Treats. Treats are critical in our relationship with our dogs. Just remember every treat adds calories, and consider this when determining how much food to feed. A “little bite” here or there can really add up, especially in a 10 pound dog.

Supplements. Just because a product says it is natural doesn’t mean it is safe. Arsenic is natural and in the right dose it will either kill or heal the patient. The FDA enforces strict legislation governing the safety, production,

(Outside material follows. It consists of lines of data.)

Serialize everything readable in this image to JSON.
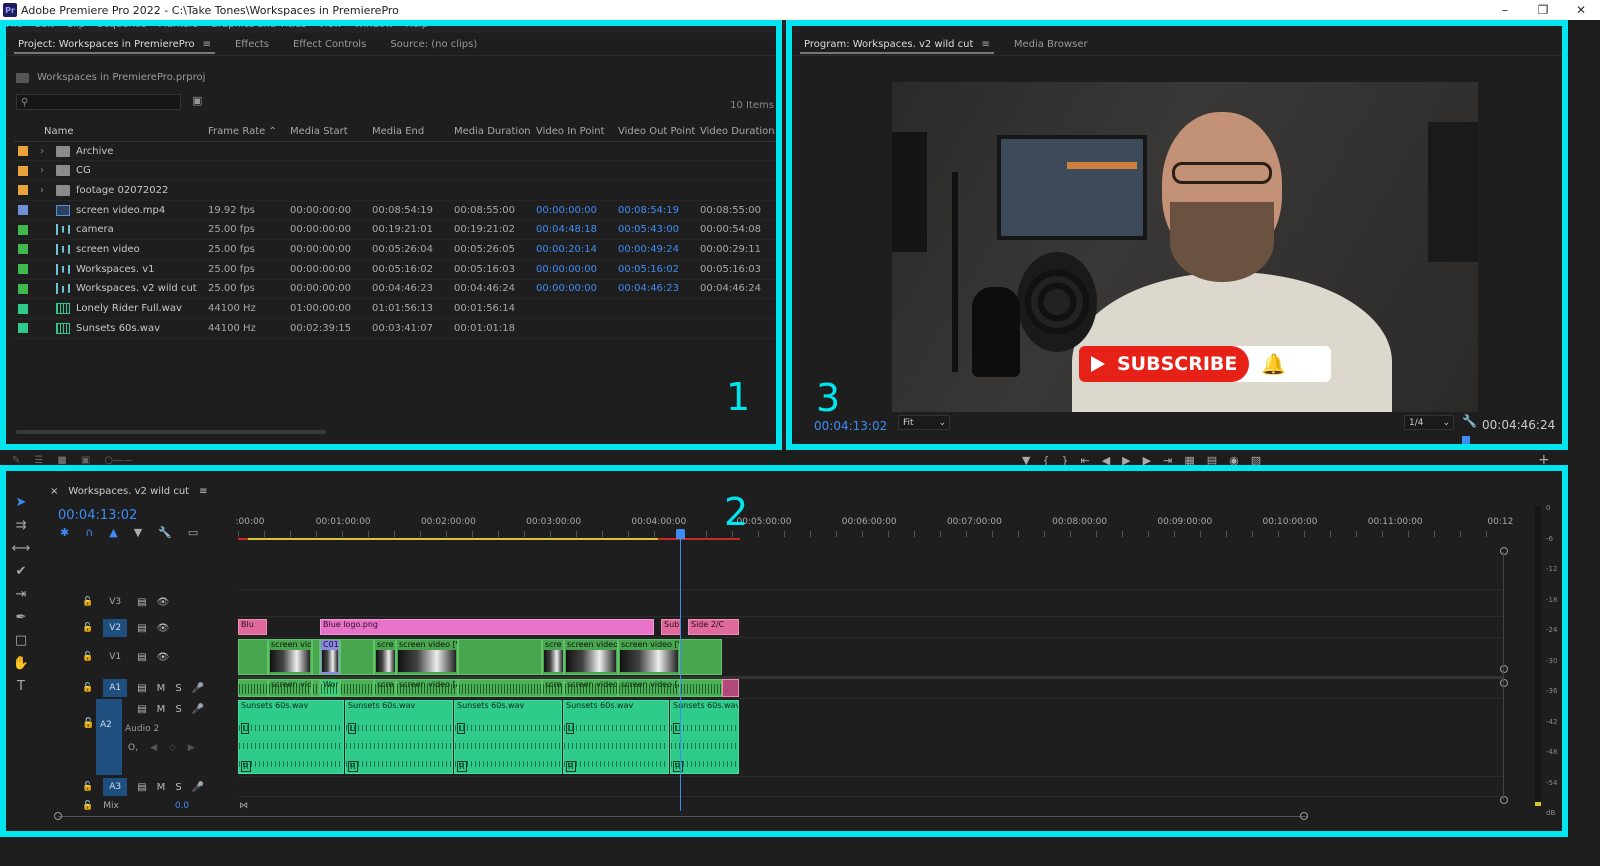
{
  "window": {
    "title": "Adobe Premiere Pro 2022 - C:\\Take Tones\\Workspaces in PremierePro",
    "app_badge": "Pr",
    "controls": [
      "–",
      "❐",
      "✕"
    ]
  },
  "menubar": [
    "File",
    "Edit",
    "Clip",
    "Sequence",
    "Markers",
    "Graphics and Titles",
    "View",
    "Window",
    "Help"
  ],
  "region_labels": {
    "project": "1",
    "timeline": "2",
    "program": "3"
  },
  "project_panel": {
    "tabs": [
      "Project: Workspaces in PremierePro",
      "Effects",
      "Effect Controls",
      "Source: (no clips)"
    ],
    "menu_icon": "≡",
    "path": "Workspaces in PremierePro.prproj",
    "search_placeholder": "",
    "item_count": "10 Items",
    "columns": [
      "Name",
      "Frame Rate",
      "Media Start",
      "Media End",
      "Media Duration",
      "Video In Point",
      "Video Out Point",
      "Video Duration"
    ],
    "rows": [
      {
        "label_color": "#e8a33c",
        "icon": "folder",
        "twirl": "›",
        "name": "Archive",
        "fr": "",
        "ms": "",
        "me": "",
        "md": "",
        "vin": "",
        "vout": "",
        "vd": ""
      },
      {
        "label_color": "#e8a33c",
        "icon": "folder",
        "twirl": "›",
        "name": "CG",
        "fr": "",
        "ms": "",
        "me": "",
        "md": "",
        "vin": "",
        "vout": "",
        "vd": ""
      },
      {
        "label_color": "#e8a33c",
        "icon": "folder",
        "twirl": "›",
        "name": "footage 02072022",
        "fr": "",
        "ms": "",
        "me": "",
        "md": "",
        "vin": "",
        "vout": "",
        "vd": ""
      },
      {
        "label_color": "#6f8fd6",
        "icon": "video",
        "twirl": "",
        "name": "screen video.mp4",
        "fr": "19.92 fps",
        "ms": "00:00:00:00",
        "me": "00:08:54:19",
        "md": "00:08:55:00",
        "vin": "00:00:00:00",
        "vout": "00:08:54:19",
        "vd": "00:08:55:00"
      },
      {
        "label_color": "#3fb84d",
        "icon": "seq",
        "twirl": "",
        "name": "camera",
        "fr": "25.00 fps",
        "ms": "00:00:00:00",
        "me": "00:19:21:01",
        "md": "00:19:21:02",
        "vin": "00:04:48:18",
        "vout": "00:05:43:00",
        "vd": "00:00:54:08"
      },
      {
        "label_color": "#3fb84d",
        "icon": "seq",
        "twirl": "",
        "name": "screen video",
        "fr": "25.00 fps",
        "ms": "00:00:00:00",
        "me": "00:05:26:04",
        "md": "00:05:26:05",
        "vin": "00:00:20:14",
        "vout": "00:00:49:24",
        "vd": "00:00:29:11"
      },
      {
        "label_color": "#3fb84d",
        "icon": "seq",
        "twirl": "",
        "name": "Workspaces. v1",
        "fr": "25.00 fps",
        "ms": "00:00:00:00",
        "me": "00:05:16:02",
        "md": "00:05:16:03",
        "vin": "00:00:00:00",
        "vout": "00:05:16:02",
        "vd": "00:05:16:03"
      },
      {
        "label_color": "#3fb84d",
        "icon": "seq",
        "twirl": "",
        "name": "Workspaces. v2 wild cut",
        "fr": "25.00 fps",
        "ms": "00:00:00:00",
        "me": "00:04:46:23",
        "md": "00:04:46:24",
        "vin": "00:00:00:00",
        "vout": "00:04:46:23",
        "vd": "00:04:46:24"
      },
      {
        "label_color": "#2ecb8a",
        "icon": "audio",
        "twirl": "",
        "name": "Lonely Rider Full.wav",
        "fr": "44100 Hz",
        "ms": "01:00:00:00",
        "me": "01:01:56:13",
        "md": "00:01:56:14",
        "vin": "",
        "vout": "",
        "vd": ""
      },
      {
        "label_color": "#2ecb8a",
        "icon": "audio",
        "twirl": "",
        "name": "Sunsets 60s.wav",
        "fr": "44100 Hz",
        "ms": "00:02:39:15",
        "me": "00:03:41:07",
        "md": "00:01:01:18",
        "vin": "",
        "vout": "",
        "vd": ""
      }
    ]
  },
  "program_monitor": {
    "tabs": [
      "Program: Workspaces. v2 wild cut",
      "Media Browser"
    ],
    "menu_icon": "≡",
    "overlay_text": "SUBSCRIBE",
    "timecode_current": "00:04:13:02",
    "zoom": "Fit",
    "resolution": "1/4",
    "timecode_duration": "00:04:46:24",
    "transport_icons": [
      "marker-icon",
      "in-point-icon",
      "out-point-icon",
      "go-to-in-icon",
      "step-back-icon",
      "play-icon",
      "step-forward-icon",
      "go-to-out-icon",
      "lift-icon",
      "extract-icon",
      "export-frame-icon",
      "compare-icon",
      "add-icon"
    ]
  },
  "timeline": {
    "sequence_tab": "Workspaces. v2 wild cut",
    "close": "×",
    "menu_icon": "≡",
    "timecode": "00:04:13:02",
    "ruler": [
      ":00:00",
      "00:01:00:00",
      "00:02:00:00",
      "00:03:00:00",
      "00:04:00:00",
      "00:05:00:00",
      "00:06:00:00",
      "00:07:00:00",
      "00:08:00:00",
      "00:09:00:00",
      "00:10:00:00",
      "00:11:00:00",
      "00:12"
    ],
    "tracks": {
      "V3": "V3",
      "V2": "V2",
      "V1": "V1",
      "A1": "A1",
      "A2": "A2",
      "A3": "A3",
      "audio2_name": "Audio 2",
      "mix_label": "Mix",
      "mix_value": "0.0",
      "M": "M",
      "S": "S"
    },
    "clips": {
      "v2": [
        "Blu",
        "Blue logo.png",
        "Sub",
        "Side 2/C"
      ],
      "v1": [
        "screen vide",
        "C01",
        "scre",
        "screen video [V]",
        "scre",
        "screen video [",
        "screen video [V]"
      ],
      "a1": [
        "screen vide",
        "Wor",
        "scre",
        "screen video [A]",
        "scre",
        "screen video [",
        "screen video [A]"
      ],
      "a2": [
        "Sunsets 60s.wav",
        "Sunsets 60s.wav",
        "Sunsets 60s.wav",
        "Sunsets 60s.wav",
        "Sunsets 60s.wav"
      ],
      "a2_marks": [
        "L",
        "R"
      ]
    },
    "meter_db": [
      "0",
      "-6",
      "-12",
      "-18",
      "-24",
      "-30",
      "-36",
      "-42",
      "-48",
      "-54",
      "dB"
    ]
  }
}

selecting-supplements-for-your-pet-DSC_0760-edited and labeling of food products for the safety of the consumer. Unfortunately, this is not the case with supplements, where regulations and enforcement are minimal, particularly in supplements being sold for use in animals. To avoid harmful mistakes, consulting a licensed veterinarian who is knowledgeable about supplements and alternative medicine is still the best way to protect your pet. We are here to help you determine what will be safe and beneficial for your pet. Please don’t hesitate to ask our staff. For some basic guidelines please read our article on selecting supplements for your pet.